This week will see the second edition of ESA’s Pangaea geology field training course start at the European Astronaut Centre in Cologne, Germany. The course includes operational concepts and field trips, and prepares the way for future ESA missions to other planets.
This year’s edition will concentrate on Earth and planetary geology, interpreting orbital images, planetary protection, lunar geology and impact cratering. ESA personnel involved in developing missions to the Moon will participate. The course is primarily designed for astronauts and will feature ESA astronaut Samantha Cristoforetti taking part with Eurocom and ESA spacewalk instructor Hervé Stevenin, as well as members of ESA’s exploration strategy and future missions team.
Pangaea will prepare not only astronauts, but also mission developers to work with European planetary geology field scientists on operational concepts for exploration, operating rovers and the design of sample-return missions.
The team of astronauts, spacewalk experts, engineers and scientists will use the course to tackle aspects of taking geological samples, discussing issues from operational field tools to mobility constraints, location, avoiding contamination of samples, support tools and documenting their work.
Three field trips are planned for this year. Course director Francesco Sauro says: “The novelty for this edition is in the new field trip to the Ries impact crater, in western Bavaria, Germany, that was also visited by Apollo 14 astronauts in 1970.”
After the last session of the course in Lanzarote, Spain, an extension campaign will test a series of technologies and protocols to increase awareness and prepare astronauts and operation engineers working in environments that resemble other planets.
During the course, ESA astronauts Matthias Maurer and Pedro Duque will use their experience from previous Pangaea courses as well as ESA’s CAVES underground training course and NASA’s NEEMO underwater simulation missions.
“The first edition of Pangaea was seen by some as being too early to prepare astronauts for planetary missions.

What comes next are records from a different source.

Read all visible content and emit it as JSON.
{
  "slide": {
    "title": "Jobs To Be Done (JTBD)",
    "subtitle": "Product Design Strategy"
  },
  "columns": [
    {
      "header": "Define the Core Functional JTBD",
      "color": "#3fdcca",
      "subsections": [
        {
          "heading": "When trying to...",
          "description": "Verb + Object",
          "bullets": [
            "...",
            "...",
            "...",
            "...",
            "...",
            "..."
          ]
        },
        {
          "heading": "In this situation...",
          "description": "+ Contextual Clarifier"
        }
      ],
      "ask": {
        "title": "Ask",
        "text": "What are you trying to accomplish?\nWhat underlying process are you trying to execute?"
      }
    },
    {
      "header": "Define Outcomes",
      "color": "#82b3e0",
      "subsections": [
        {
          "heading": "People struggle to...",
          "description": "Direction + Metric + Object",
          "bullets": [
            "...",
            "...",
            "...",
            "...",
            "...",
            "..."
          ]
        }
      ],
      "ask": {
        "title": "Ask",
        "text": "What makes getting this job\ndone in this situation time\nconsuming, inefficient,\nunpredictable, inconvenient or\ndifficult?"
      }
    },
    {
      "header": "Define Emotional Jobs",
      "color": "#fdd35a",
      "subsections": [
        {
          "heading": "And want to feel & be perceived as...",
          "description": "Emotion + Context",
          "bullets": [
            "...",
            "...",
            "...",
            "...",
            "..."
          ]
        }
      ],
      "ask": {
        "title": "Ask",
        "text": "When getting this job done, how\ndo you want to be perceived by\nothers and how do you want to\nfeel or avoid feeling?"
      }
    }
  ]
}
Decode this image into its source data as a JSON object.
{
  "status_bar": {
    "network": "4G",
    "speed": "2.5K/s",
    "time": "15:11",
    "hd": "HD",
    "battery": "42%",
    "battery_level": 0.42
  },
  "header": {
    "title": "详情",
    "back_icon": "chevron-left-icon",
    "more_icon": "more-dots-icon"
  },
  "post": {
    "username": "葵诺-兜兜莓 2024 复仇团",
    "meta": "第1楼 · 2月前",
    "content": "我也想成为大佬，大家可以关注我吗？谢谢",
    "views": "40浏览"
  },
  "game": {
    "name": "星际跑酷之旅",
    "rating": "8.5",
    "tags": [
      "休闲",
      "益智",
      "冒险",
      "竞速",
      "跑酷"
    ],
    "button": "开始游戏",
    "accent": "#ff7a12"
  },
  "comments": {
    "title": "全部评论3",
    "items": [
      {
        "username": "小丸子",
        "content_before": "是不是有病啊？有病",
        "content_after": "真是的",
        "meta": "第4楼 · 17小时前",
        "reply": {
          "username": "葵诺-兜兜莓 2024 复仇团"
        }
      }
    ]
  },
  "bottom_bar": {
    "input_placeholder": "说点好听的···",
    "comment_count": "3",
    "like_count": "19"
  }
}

But we learned a lot about the needs of engineers, scientists, astronauts and trainers, and the necessity to start thinking about space exploration from a different perspective,” said Loredana Bessone, responsible for Pangaea.
“The Pangaea course attracted the attention of ESA’s exploration team, and for this edition we decided to make of the course a platform and a forum to allow teams to grow together towards a joint human and robotic planetary geological exploration,” concluded Loredana.